Earlier today (Thursday, February 24), Russia launched a ‘full-scale invasion’ of Ukraine with troops crossing the border and missiles being dropped on cities across the country.
The Taoiseach has joined world leaders in condemning the action. Micheál Martin described Russia’s decision to attack Ukraine as “an outrageous and moral breach of the most fundamental principles of international law”.
The European Union is meeting today to discuss more serious sanctions on Russia, while NATO is due to discuss the developments tomorrow.
Impact on farmers
Speaking to Agriland from Brussels today, IFA president Tim Cullinan said this morning’s developments will have “devastating impacts” on what was already a very serious situation in terms of input costs.
“While these events will have huge and tragic consequences they will also impact further on costs and food production.
“Russia is the fifth largest trade partner with the EU. In 2020, the EU imported €95 billion of produce from Russia. Petroleum was at €67 billion, agriculture raw materials were €4 billion and chemical products were also €4 billion.
“What is very worrying now is that 46% of the EU’s natural gas is imported from Russia. EU agri-food exports into Russia is about €6.8 billion,” the IFA president explained.
“So those are startling figures. This trade is very important and obviously the natural gas is going to have further implications for the fertiliser industry here and the feed industry as well, which already are having a serious impact on the incomes of Irish farmers.
“We just don’t know where this is going to end. But we know certainly, this is going to have a serious impact on Irish and European farmers in the in the weeks ahead,” Cullinan added.
The IFA president had travelled to Brussels today for a scheduled meeting with EU Agriculture Commissioner Janusz Wojciechowski on input costs which he described as “constructive”.
Cullinan said that a report is due in the “next week or so” on the investigation into EU anti-dumping tariffs which are applied to fertiliser imported from third countries.
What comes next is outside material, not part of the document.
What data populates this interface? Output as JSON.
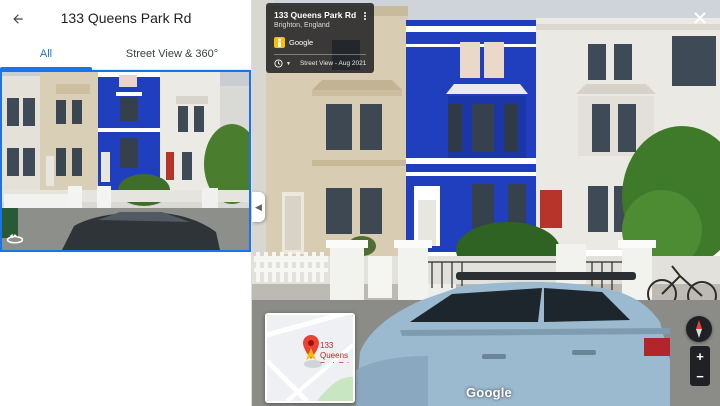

There has been repeated calls for the levies to be reduced or removed in a bid to tackle rising fertiliser costs.
Cullinan raised how rising input costs were impacting the pig sector and called for immediate action from the EU Commission.
The IFA president also discussed how measures in the new Common Agricultural Policy (CAP), Farm to Fork strategies and biodiversity measures would impact on Irish farmers.
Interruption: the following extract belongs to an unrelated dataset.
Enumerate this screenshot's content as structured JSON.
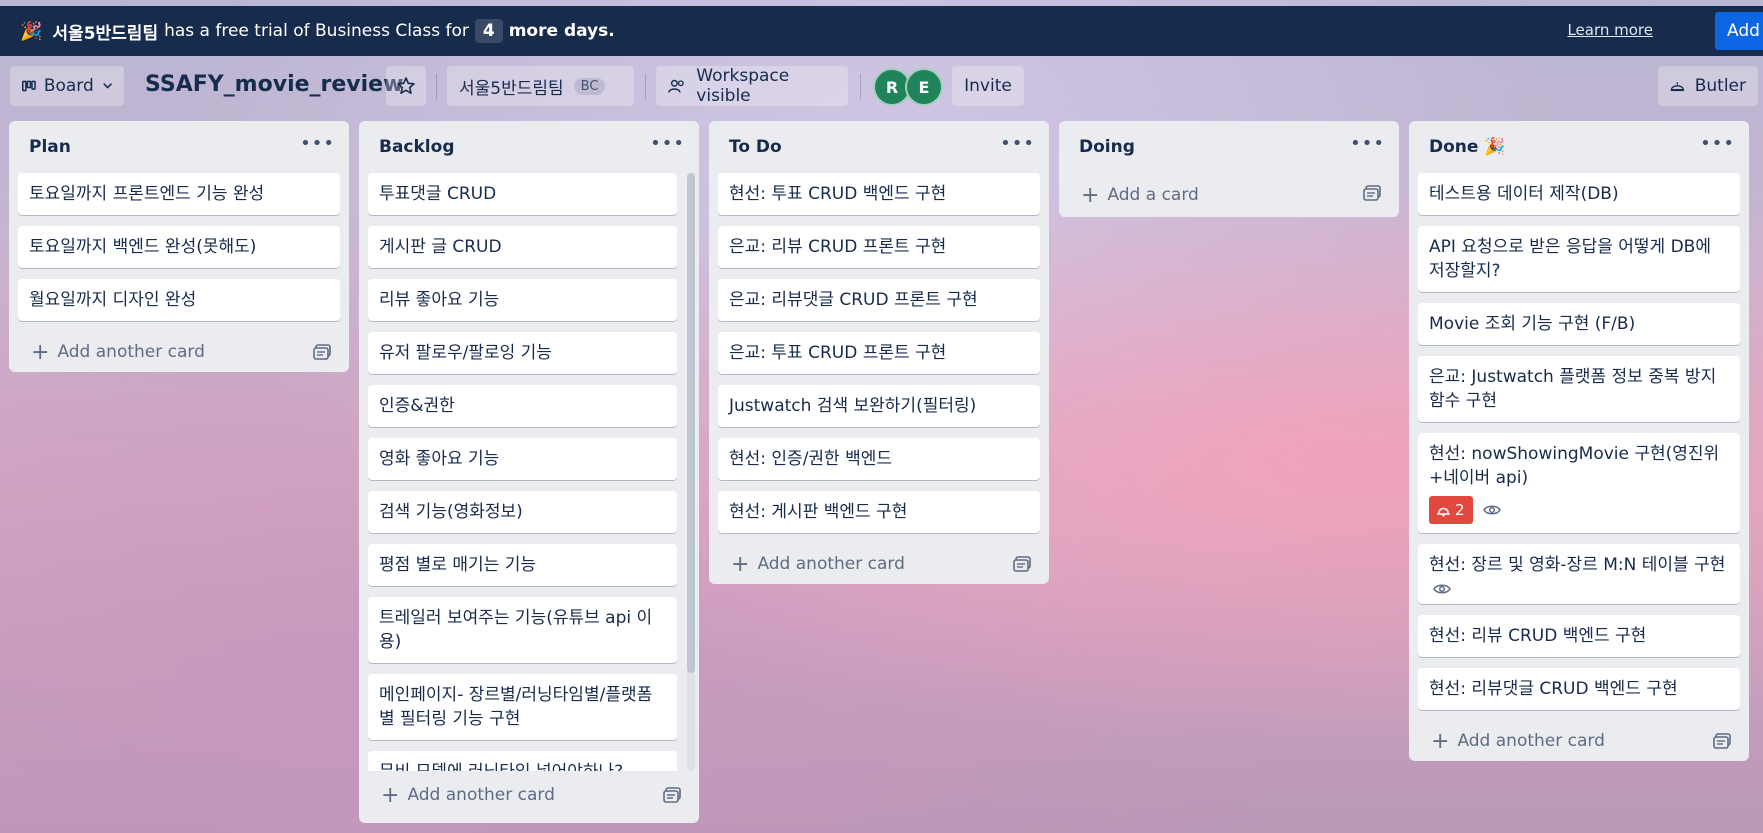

“Relative to many countries Ireland has a very extensive farming system. This has to be protected. I am very concerned that a lot of policies pursued by the Commission particularly elements of the CAP and the Farm to Fork are not supporting productive farming and will have consequences for food security,” Cullinan stated.